Exercise goal = Determine how many lines in the entries below contain "user", and output that number alone.
Start of Source material
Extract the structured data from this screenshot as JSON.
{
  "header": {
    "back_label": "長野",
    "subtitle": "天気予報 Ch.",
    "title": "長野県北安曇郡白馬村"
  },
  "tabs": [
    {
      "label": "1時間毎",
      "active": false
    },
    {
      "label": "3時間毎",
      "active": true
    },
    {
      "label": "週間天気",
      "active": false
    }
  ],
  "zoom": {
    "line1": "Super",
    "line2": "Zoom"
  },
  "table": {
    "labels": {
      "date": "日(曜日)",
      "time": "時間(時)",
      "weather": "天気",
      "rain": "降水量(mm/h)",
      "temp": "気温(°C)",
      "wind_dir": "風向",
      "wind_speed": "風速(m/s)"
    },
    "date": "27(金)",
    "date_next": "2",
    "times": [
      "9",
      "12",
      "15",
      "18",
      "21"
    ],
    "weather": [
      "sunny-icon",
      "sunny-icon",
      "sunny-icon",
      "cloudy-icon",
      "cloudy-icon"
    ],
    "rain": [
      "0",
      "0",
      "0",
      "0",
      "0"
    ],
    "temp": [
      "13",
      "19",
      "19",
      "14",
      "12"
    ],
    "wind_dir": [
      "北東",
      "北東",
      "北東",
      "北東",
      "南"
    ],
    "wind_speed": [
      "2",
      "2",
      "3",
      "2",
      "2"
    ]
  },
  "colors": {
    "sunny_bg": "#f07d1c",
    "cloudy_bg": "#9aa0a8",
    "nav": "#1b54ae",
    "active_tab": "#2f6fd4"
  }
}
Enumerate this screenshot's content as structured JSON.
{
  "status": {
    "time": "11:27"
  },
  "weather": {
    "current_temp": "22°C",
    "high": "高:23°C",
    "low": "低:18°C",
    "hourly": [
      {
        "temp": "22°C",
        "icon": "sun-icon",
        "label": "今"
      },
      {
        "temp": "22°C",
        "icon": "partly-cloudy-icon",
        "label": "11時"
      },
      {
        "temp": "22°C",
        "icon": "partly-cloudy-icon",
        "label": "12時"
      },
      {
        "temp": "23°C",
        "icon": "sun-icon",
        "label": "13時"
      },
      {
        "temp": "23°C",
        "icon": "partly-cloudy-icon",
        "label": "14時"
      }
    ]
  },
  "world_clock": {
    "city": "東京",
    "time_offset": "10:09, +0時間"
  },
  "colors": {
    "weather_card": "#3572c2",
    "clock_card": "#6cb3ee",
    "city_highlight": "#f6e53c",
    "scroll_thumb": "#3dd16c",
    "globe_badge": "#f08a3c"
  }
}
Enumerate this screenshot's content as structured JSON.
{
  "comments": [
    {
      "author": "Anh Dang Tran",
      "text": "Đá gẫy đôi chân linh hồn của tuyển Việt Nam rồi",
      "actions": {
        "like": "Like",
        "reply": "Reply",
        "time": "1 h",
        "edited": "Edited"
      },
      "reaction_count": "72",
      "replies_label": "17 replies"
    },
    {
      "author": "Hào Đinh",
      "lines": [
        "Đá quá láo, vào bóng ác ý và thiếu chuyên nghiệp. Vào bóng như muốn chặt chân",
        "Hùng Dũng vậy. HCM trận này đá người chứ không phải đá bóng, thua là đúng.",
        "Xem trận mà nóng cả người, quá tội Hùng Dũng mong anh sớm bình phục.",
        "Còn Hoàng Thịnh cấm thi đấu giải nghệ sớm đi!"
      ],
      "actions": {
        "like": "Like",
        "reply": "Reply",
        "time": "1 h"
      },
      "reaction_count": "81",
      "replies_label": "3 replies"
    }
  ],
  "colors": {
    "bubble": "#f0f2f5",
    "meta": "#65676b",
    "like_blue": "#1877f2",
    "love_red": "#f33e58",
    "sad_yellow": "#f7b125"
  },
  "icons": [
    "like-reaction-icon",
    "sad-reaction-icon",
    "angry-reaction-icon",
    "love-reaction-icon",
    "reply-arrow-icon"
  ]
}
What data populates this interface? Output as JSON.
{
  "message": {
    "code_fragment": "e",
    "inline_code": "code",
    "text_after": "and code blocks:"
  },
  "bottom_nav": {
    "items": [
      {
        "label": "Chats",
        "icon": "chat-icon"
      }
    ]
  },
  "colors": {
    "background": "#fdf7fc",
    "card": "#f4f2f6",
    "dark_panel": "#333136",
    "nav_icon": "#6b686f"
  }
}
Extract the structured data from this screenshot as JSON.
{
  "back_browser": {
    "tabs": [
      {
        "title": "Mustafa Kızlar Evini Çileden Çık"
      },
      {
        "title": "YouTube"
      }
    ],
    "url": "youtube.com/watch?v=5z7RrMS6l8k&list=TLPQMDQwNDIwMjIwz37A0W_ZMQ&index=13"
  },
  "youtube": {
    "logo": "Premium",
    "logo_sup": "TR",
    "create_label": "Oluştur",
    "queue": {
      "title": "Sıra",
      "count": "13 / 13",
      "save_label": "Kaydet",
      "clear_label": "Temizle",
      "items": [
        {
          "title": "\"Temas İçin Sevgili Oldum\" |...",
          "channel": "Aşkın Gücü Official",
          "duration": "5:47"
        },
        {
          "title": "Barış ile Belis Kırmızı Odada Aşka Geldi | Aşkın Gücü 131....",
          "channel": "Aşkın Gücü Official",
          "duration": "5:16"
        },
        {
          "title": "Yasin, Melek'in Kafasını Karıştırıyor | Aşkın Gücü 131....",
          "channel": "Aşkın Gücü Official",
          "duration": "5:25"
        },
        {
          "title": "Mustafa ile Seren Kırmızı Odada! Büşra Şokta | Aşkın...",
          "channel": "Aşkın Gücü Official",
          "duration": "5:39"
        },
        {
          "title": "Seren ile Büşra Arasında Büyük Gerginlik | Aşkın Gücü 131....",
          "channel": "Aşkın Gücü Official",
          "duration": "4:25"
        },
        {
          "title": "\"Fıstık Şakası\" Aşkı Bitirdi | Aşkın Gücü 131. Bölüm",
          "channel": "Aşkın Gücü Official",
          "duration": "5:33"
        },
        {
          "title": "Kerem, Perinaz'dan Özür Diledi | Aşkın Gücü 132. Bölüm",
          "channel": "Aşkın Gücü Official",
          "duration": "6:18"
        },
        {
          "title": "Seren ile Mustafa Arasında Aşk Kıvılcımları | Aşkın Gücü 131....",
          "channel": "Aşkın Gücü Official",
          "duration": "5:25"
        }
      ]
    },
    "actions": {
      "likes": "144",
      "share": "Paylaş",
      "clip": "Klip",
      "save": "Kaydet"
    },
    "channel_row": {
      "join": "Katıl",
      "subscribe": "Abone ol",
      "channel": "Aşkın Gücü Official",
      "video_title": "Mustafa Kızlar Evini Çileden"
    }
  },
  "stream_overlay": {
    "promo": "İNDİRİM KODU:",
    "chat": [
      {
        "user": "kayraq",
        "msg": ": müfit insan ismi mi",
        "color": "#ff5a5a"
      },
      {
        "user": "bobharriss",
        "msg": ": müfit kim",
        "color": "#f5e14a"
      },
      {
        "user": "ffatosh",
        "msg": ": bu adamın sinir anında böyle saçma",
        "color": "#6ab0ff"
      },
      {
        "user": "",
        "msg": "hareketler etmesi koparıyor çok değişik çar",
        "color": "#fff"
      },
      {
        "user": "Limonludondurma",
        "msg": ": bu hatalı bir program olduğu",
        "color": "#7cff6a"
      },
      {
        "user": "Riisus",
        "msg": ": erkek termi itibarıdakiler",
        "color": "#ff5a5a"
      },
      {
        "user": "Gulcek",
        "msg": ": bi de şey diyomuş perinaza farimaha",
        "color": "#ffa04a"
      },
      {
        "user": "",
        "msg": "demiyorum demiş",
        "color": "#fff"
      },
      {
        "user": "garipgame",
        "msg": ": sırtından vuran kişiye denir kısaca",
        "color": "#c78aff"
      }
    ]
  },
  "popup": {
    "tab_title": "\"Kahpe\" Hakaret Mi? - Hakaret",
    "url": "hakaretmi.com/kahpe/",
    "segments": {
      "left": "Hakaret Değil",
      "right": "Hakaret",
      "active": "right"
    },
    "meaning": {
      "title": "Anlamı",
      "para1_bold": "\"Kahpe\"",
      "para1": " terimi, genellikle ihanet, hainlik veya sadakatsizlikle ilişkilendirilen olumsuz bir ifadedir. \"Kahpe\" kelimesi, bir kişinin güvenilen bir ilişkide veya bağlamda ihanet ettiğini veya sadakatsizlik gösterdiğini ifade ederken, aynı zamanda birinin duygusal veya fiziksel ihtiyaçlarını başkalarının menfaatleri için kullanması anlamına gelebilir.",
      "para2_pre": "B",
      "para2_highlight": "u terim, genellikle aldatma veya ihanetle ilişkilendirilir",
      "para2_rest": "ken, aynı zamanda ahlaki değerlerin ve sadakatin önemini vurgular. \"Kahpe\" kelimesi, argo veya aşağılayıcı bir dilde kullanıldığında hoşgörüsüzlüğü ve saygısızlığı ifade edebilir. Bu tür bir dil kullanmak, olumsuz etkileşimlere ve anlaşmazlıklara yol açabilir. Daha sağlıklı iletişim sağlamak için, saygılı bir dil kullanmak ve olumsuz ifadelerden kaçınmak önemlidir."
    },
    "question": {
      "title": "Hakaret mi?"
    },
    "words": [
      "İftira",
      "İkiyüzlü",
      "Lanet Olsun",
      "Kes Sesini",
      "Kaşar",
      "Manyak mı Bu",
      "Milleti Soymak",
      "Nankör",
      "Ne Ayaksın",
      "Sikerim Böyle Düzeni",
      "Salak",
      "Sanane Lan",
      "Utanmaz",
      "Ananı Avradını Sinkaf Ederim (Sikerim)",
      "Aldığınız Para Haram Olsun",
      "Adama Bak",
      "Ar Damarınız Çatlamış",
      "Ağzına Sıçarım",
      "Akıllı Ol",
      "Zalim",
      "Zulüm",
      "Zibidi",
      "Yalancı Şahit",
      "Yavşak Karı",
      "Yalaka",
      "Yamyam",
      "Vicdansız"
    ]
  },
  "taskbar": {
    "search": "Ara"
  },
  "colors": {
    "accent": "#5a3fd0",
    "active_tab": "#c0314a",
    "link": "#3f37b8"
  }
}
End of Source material
Exercise output = 9